As a teenager, I couldn’t wait to escape the farm where I grew up. I traveled with friends to cities and towns with no plan and very little money, making our way as we went; sleeping in cars, on a stranger’s floor or pooling money for a hotel room. Those experiences stayed with me, and my desire to understand them drew me back to that life of escape, or some precise analogue thereof, years later to make photographs.
The photographs in Leviathan follow my experience of dislocation at a remote community in Ohio. Inadvertently, I had found myself on another farm; a warped doppelganger of the one I had known growing up. Things seemed slightly altered of their identity and with this as my guide, I stepped away from a presumed knowledge of where I was. I followed aquatic themes emerging in my photographs, recalling stories of escape and confrontation with the unknowable on the sea; Ishmael’s flight from New York City aboard the Pequod or Jonah’s attempt to escape God’s will by boarding a ship bound for the far off land of Tarshish. Sometimes places of disparate cultures and geographies are linked. This connection lies beneath the surface, and its meaning is ambiguous.
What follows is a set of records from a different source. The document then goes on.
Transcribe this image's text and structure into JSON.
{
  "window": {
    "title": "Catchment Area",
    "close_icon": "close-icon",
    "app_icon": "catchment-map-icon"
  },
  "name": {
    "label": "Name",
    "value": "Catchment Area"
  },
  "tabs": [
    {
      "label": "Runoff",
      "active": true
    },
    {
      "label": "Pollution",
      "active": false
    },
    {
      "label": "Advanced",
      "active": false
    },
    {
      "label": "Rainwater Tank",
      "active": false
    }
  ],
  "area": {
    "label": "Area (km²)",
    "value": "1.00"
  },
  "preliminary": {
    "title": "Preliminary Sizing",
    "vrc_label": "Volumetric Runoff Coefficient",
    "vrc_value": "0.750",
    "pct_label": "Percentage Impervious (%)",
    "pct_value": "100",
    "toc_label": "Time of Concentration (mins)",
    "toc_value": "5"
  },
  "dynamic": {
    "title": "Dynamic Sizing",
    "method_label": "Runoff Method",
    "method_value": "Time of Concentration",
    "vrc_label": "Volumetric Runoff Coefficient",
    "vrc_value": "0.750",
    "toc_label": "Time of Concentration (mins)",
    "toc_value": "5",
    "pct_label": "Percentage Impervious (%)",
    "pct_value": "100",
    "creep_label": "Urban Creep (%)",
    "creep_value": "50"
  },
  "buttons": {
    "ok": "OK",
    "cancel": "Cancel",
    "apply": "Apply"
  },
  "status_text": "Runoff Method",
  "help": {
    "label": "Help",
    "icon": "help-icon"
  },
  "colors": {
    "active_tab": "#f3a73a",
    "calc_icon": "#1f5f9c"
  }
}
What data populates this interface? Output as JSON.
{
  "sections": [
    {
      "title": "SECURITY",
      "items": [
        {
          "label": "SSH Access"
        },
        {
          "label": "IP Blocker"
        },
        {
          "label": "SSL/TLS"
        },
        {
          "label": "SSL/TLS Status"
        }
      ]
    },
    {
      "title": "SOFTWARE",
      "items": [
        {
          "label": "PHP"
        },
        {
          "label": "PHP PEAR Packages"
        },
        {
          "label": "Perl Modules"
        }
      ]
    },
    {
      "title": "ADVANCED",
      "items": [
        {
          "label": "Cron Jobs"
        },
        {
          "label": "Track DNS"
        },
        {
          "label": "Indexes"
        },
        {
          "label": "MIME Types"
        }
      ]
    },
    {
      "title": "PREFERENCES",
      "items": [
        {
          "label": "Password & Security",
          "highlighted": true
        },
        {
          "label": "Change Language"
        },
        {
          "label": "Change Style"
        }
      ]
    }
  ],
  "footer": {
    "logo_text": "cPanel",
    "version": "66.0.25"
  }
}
Even the Appalachian mountains looming around me got their name from the Native American word “apala,” or “great ocean.” The sequence of photographs in Leviathan suggests a subjective narrative where these worlds have converged.
Morgan Ashcom is an artist and educator living in New York City. He was born in 1982 and raised on a farm in rural Virginia. In 2013 he received his MFA from the International Limited Residency MFA Photography program at the Hartford Art School. This past summer, the Phoenix Museum of Art included a book moquette for his project Leviathan in an exhibition on contemporary artist books. The Center for Documentary Studies at Duke University later shortlisted Leviathan for the Honickman First Book Prize in Photography. In 2014 he began an exciting collaboration with Peperoni Books in Berlin to publish Leviathan in 2015. He has exhibited his work at the Center for Contemporary Arts, in Santa Fe, the Houston Center for Photography, 25CPW in New York City, Joseloff Gallery in Hartford, CT, Kominek Gallery in Berlin, and the Arlington Arts Center in Virginia. His work has won numerous awards including 1st place in Center’s Choice Awards in 2014. He has been a guest lecturer at the University of Hartford, Zane Bennett Contemporary Art, and the SALT Institute for Documentary Studies. Morgan currently teaches the History of Color Photography and Advanced Photographic Methods at Western Connecticut State University.